Acts 2: 42- 47, I Peter 1: 3-9, John 20: 19-31
St. Faustina of Poland is the well-known apostle of Divine Mercy. On the 30th of April, 2000, at 10:00 AM on the Second Sunday of Easter His Holiness Pope St. John Paul II celebrated the Eucharist in Saint Peter’s Square and proceeded to the canonization of Blessed Sister Faustina. What a coincidence! John Paul himself would be canonized on this same Feast Day – April 27 in 2014 – by Pope Francis.
The Pope John Paul II held the hand of Mehmet Ali Agca that had held the gun whose bullet tore into the Pope body when he visited him in the prison. The pope had been preaching forgiveness and reconciliation constantly. His deed with Ali Agca spoke a thousand words. John Paul’s forgiveness was deeply Christian. He embraced his enemy and pardoned him. At the end of their 20-minute meeting, Ali Agca raised the pope’s hand to his forehead as a sign of respect. John Paul shook Ali Agca’s hand tenderly. This was a living icon of mercy. This is an example of God’s Divine Mercy, the same Divine Mercy whose message St. Faustina witnessed.
The readings for this Sunday are about God’s mercy, the necessity for trusting Faith and the need for God’s forgiveness of sins. The opening prayer addresses the Father as “God of Mercy.” In the responsorial psalm we repeat several times, “Give thanks to the Lord, for He is good; for His mercy endures forever” (Ps 118).
The second of Easter invites us not only to reflect on the Divine Mercy but also to reflect on the importance of belonging to the community of believers in the church.
A pastor was standing at the door as he always is to shake hands. He grabbed a guy by the hand and pulled him aside. The Pastor said to him, “You need to join the Army of the Lord!” The guy replied, “I’m already in the Army of the Lord, Pastor.” Pastor questioned, “How come I don’t see you except at Christmas and Easter?” He whispered back, “I’m in the secret service.
Believers who are intent upon exercising their faith cannot but belong to the faith community our spiritual family, for we were not reborn in baptism for self-sufficient aloneness. A wall will not be strong with loose bricks; the bricks must be cemented together. Today’s first reading tells us how the early Church grew every day because of the acts of mercy and sharing, sacrificial (agape) love practiced by the early Christians. They expressed it by sharing what they had with everyone in need.
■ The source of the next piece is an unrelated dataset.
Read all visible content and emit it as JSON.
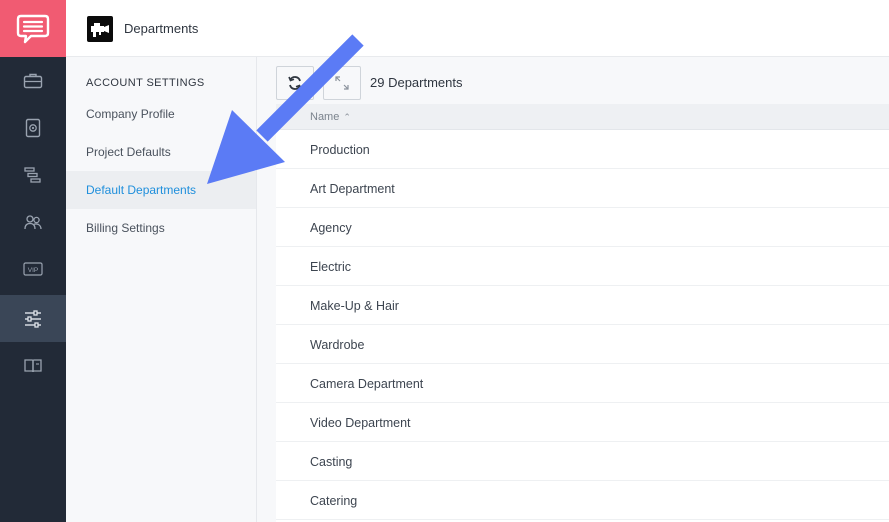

We too need to belong to the community of believers to derive support from one another and grow in our faith. Our faith is never perfect. We need others’ faith to help our unbelief. Like life, our faith too has peak moments and zero moments. It too has mountain top and valley moments. When we are in a valley of doubts and our faith seems to flicker and threaten to go out, we need the community. We need to belong to it also in order that we might experience the presence of the risen Lord. St. Thomas got his experience of Christ in the community of disciples. In the community he became a believer because there he met Jesus.
To belong to our believing community means, is to come together to pray, to break the word of God and to break the living bread. To belong to is to server and serving God with our little is the way to make it more. To belong is to share, our time, energy, talents for common welfare. To belong to the community of believers is not always to see eye to eye but to walk arm in arm. It is fellowship which doubles our joy and divides our grief, a fellowship which flourishes at the fountain of forgiveness.
Today I invite you to reflect not only on God’s mercy shown to us through his Son Jesus, but also what it means to belong to the community of His believers, His Body the church? How can we apply the lesson we learn from the early Christian community to our church community here in our parish? How much effort do I make to interact with other fellow Catholics or walk away saying I don’t have anything to do with other believers? Let pray to two saints made today Pope St. John XXIII and Pope St. John Paul II to bless our community.